- **Description of the task**: Look for the word "JSON" in the entries below, then copy every line that has it.

[Interface dataset entries]
○ ○ ○ ○

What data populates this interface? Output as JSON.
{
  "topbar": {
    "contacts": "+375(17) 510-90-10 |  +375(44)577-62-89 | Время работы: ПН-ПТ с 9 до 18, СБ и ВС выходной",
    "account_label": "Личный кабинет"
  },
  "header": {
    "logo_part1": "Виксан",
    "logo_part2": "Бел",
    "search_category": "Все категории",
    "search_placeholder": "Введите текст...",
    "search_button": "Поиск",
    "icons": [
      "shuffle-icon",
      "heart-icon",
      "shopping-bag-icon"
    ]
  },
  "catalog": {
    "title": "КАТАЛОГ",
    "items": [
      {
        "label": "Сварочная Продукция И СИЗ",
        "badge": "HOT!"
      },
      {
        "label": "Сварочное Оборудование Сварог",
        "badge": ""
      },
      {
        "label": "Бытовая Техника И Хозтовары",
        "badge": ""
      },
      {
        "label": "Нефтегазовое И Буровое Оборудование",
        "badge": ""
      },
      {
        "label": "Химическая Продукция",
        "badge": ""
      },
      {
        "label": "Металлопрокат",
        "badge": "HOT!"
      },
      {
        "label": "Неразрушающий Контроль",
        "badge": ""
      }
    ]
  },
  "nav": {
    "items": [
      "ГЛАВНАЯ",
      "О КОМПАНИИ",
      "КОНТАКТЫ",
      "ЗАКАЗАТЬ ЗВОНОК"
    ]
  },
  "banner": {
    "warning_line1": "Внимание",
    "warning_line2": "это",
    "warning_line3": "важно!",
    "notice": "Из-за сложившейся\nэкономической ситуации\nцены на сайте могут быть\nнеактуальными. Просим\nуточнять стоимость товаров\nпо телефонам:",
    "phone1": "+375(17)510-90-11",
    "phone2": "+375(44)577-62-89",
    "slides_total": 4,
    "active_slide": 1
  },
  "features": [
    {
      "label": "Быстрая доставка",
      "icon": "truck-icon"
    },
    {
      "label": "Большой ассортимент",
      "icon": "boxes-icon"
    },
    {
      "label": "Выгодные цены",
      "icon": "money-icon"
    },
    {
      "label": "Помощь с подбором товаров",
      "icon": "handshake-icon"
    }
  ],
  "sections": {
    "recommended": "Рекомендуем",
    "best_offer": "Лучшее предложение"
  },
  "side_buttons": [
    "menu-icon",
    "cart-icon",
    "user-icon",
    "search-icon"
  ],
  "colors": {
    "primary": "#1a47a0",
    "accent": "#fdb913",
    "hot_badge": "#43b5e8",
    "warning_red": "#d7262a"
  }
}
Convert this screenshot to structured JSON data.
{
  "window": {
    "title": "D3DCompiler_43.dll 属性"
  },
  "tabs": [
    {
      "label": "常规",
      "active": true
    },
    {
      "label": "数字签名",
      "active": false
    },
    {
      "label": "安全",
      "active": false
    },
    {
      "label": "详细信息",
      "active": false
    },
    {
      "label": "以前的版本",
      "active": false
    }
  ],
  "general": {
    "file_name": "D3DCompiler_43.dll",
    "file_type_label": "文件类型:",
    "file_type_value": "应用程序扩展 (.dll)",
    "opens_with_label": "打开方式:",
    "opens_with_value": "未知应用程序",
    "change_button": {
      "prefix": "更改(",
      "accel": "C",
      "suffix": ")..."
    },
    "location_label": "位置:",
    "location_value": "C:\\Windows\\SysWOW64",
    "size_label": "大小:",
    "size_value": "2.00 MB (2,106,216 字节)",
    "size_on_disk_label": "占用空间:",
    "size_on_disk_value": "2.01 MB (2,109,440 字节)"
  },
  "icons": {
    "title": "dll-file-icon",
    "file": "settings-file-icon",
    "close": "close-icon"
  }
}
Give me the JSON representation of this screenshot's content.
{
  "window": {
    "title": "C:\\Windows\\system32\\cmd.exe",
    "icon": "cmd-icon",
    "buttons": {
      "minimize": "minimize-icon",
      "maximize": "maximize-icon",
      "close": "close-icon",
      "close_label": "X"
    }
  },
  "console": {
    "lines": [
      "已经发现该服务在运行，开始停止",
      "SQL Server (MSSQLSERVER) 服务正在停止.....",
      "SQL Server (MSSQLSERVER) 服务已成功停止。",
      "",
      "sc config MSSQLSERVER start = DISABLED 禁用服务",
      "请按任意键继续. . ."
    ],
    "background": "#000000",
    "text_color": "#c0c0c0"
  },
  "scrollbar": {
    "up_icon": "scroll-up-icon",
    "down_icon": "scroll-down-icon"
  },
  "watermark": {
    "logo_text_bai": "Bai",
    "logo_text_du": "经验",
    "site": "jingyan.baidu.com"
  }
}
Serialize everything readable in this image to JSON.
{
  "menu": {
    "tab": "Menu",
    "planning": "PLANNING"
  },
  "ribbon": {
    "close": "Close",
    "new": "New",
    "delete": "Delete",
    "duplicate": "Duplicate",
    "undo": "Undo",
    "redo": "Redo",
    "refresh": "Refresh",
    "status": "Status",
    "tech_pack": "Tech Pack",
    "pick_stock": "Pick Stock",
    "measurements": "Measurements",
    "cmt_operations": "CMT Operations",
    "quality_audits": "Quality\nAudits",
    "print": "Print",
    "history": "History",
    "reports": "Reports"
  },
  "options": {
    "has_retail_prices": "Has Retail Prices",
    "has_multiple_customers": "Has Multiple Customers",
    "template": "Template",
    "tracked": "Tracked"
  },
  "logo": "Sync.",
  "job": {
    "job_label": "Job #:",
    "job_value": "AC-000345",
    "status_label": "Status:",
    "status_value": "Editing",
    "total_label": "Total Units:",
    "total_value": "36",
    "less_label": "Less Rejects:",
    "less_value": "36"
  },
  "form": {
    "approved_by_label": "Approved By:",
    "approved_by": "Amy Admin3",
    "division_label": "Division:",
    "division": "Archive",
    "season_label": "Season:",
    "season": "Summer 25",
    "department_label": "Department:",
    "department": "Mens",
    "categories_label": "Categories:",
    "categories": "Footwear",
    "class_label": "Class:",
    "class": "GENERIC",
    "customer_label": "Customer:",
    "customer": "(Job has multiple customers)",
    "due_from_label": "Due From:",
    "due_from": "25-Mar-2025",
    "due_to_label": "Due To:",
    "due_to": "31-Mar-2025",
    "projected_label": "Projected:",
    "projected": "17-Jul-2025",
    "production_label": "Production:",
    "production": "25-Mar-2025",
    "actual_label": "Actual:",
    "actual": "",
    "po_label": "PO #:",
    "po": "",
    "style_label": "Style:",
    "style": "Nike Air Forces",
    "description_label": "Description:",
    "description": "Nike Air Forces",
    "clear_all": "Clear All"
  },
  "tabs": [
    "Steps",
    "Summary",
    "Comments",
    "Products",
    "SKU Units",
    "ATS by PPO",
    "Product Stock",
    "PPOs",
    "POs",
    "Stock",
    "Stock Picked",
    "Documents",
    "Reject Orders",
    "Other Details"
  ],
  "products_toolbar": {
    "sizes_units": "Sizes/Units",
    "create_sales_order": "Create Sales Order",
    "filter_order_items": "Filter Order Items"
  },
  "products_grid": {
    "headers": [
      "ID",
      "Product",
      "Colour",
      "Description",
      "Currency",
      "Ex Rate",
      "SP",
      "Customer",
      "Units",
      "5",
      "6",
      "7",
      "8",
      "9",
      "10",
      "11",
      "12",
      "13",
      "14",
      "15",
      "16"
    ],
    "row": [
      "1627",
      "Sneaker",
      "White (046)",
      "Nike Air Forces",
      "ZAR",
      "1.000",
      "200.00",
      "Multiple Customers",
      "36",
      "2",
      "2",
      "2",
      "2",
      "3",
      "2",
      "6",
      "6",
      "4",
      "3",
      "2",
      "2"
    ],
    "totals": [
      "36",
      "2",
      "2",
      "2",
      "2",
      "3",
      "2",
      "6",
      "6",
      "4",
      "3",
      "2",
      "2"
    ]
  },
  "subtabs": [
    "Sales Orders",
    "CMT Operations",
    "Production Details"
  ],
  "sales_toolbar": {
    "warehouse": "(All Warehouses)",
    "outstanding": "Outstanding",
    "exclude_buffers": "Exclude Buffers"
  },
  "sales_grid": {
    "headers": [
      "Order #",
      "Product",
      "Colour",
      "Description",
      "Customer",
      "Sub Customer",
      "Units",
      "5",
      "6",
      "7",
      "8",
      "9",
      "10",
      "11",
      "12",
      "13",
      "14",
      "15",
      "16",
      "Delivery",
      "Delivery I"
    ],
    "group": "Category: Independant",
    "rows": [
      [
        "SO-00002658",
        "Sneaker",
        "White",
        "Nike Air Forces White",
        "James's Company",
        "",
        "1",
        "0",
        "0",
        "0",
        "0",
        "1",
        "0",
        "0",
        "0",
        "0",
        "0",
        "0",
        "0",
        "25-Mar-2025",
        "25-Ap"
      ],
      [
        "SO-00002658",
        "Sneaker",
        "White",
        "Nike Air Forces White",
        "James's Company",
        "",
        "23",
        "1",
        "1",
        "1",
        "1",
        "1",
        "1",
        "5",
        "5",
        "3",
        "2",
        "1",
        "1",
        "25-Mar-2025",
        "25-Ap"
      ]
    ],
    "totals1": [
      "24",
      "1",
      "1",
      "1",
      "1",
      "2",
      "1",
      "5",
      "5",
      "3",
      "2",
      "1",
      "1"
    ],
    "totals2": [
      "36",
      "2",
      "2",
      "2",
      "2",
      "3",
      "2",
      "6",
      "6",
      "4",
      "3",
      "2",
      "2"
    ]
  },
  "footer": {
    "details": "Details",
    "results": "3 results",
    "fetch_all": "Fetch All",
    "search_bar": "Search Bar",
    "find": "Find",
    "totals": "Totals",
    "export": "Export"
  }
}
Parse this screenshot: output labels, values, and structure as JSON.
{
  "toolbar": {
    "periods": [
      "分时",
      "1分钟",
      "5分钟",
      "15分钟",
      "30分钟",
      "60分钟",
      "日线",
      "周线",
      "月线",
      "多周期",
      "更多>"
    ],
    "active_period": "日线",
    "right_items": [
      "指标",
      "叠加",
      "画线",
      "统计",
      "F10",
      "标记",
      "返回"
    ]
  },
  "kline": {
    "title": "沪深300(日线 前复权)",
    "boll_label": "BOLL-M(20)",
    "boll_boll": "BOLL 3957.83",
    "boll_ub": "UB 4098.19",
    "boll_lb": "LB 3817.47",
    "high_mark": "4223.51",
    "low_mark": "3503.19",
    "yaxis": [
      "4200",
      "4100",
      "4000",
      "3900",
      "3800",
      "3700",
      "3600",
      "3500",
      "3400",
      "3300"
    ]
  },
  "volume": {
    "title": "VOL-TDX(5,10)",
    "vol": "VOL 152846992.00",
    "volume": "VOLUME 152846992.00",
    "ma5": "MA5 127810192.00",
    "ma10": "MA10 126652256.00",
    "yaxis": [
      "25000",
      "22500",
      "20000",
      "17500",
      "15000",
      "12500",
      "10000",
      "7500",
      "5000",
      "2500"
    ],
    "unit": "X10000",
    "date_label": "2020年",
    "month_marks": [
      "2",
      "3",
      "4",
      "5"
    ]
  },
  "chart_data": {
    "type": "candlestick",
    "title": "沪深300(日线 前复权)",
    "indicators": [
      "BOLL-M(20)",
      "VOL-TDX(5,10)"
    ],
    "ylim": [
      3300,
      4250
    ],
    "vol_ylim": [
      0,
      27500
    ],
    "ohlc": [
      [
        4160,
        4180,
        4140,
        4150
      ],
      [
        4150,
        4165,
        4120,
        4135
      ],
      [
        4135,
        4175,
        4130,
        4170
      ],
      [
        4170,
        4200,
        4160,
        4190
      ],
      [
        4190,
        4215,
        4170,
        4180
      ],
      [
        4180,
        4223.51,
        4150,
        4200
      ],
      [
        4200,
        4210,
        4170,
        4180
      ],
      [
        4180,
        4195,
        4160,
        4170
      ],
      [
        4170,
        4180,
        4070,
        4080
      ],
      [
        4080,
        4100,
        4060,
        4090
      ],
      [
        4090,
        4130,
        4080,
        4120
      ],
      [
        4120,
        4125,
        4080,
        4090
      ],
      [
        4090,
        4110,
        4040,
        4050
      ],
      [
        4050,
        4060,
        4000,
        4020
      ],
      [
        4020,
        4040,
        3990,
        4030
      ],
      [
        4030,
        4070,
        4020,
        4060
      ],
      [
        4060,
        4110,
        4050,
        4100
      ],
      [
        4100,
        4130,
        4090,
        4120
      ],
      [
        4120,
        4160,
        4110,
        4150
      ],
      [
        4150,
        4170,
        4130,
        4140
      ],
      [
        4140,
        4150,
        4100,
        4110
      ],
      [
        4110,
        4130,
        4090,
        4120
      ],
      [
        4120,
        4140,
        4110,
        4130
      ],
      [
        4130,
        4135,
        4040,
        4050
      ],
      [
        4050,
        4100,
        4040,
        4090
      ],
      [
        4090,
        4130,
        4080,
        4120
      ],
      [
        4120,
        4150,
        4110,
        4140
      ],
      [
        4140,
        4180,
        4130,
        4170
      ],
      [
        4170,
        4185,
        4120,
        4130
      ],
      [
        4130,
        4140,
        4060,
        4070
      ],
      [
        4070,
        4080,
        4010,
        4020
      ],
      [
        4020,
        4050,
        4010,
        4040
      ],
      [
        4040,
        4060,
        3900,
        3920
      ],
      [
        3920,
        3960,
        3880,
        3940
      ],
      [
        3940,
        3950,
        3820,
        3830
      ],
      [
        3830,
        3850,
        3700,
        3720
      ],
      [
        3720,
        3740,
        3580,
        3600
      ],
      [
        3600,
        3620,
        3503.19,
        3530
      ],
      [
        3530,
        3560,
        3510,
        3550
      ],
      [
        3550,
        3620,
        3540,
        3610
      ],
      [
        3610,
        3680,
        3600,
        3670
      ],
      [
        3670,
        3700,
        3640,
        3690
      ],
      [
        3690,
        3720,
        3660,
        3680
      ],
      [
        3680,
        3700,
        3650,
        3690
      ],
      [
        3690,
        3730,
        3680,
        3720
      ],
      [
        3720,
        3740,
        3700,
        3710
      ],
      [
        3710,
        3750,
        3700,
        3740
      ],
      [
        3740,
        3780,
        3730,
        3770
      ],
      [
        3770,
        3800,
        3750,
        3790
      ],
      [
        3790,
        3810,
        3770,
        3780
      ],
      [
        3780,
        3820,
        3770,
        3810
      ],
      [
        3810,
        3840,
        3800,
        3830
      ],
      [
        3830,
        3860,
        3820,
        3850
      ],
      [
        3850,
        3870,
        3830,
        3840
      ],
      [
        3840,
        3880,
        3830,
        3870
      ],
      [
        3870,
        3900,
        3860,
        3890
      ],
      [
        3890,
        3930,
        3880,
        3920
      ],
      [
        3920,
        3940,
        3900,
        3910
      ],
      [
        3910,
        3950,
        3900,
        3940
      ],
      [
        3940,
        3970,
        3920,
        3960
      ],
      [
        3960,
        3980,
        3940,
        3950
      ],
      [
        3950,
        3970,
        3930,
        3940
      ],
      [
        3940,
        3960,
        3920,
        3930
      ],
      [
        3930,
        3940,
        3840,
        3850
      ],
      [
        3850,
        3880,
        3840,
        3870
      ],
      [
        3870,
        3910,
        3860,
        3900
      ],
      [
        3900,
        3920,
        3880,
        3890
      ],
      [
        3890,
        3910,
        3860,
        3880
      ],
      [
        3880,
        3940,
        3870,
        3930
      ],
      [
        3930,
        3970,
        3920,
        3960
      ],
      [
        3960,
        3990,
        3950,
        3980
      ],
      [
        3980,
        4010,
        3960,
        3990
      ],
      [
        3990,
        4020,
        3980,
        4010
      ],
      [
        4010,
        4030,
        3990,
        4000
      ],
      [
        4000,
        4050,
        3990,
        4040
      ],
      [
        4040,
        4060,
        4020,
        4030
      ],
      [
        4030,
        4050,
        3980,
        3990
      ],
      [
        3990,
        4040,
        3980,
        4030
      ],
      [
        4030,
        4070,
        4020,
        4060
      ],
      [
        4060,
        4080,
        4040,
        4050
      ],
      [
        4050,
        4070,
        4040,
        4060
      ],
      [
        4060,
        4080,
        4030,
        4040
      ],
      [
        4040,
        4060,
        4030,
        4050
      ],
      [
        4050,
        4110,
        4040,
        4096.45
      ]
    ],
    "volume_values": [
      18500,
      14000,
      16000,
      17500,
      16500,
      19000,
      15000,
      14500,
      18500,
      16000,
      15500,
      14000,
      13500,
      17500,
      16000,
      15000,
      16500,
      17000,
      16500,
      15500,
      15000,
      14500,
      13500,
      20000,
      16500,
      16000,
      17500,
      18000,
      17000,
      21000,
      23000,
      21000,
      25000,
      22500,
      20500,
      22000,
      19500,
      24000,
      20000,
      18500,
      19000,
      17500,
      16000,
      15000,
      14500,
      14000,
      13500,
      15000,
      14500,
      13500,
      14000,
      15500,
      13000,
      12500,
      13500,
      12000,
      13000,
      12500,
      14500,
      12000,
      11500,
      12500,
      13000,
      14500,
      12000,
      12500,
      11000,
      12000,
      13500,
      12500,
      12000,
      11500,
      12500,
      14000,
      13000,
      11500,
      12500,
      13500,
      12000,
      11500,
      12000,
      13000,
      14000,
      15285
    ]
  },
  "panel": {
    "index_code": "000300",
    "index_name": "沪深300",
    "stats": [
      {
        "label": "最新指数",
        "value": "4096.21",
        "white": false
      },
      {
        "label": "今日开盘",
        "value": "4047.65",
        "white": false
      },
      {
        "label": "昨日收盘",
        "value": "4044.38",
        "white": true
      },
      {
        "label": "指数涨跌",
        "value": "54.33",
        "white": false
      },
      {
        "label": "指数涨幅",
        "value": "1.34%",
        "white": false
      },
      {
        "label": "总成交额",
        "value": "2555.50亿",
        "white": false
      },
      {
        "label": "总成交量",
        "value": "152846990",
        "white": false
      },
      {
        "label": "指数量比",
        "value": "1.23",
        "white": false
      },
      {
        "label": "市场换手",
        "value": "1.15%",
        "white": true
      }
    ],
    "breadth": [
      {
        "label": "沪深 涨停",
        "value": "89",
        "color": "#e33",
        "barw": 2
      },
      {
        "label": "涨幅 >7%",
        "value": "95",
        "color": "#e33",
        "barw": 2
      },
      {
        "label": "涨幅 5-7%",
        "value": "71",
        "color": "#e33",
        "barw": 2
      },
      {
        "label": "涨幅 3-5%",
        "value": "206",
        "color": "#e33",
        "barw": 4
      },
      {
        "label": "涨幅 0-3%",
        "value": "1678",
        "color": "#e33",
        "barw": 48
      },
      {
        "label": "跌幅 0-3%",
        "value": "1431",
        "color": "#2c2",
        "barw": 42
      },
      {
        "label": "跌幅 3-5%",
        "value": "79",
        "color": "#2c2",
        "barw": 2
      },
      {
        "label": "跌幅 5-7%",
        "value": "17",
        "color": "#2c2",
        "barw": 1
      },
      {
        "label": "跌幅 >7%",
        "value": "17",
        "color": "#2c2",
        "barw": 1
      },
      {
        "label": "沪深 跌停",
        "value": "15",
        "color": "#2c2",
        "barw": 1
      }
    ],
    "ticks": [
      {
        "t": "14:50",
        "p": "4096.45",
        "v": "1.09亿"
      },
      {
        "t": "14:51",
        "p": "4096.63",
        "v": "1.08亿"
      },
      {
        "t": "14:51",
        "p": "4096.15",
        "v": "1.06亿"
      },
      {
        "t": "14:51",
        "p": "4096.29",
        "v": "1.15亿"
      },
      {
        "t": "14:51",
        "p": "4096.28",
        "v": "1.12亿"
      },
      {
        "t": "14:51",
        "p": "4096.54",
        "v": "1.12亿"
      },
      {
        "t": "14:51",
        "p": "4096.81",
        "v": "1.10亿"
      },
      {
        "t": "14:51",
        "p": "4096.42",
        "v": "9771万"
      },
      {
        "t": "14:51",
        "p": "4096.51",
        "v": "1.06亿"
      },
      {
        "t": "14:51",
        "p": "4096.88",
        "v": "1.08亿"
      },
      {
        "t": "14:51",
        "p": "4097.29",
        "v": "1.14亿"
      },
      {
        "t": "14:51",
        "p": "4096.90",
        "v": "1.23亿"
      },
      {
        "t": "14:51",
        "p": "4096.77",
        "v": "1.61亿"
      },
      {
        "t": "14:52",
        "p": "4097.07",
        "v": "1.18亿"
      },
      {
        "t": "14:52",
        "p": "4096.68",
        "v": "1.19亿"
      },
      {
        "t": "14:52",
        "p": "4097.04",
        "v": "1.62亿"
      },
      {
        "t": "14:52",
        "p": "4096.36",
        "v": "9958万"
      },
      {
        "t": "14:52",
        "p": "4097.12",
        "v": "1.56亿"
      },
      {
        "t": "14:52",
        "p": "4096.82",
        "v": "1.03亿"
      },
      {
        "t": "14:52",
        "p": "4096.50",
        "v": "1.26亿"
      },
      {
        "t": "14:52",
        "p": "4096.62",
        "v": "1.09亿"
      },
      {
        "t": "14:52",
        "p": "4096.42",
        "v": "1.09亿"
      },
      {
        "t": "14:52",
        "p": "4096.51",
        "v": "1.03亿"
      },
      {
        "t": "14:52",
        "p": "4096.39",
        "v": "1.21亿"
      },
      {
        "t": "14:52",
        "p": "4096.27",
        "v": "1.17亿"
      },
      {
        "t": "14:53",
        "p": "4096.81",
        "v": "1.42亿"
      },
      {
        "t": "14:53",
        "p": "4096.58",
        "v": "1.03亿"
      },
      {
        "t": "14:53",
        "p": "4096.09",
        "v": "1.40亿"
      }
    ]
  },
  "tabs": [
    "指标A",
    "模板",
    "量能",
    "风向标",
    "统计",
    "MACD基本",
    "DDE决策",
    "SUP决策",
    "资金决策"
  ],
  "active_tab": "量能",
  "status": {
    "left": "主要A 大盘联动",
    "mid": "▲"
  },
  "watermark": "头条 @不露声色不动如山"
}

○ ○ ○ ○

- **Exercise response**:
What data populates this interface? Output as JSON.
Convert this screenshot to structured JSON data.
Give me the JSON representation of this screenshot's content.
Serialize everything readable in this image to JSON.
Parse this screenshot: output labels, values, and structure as JSON.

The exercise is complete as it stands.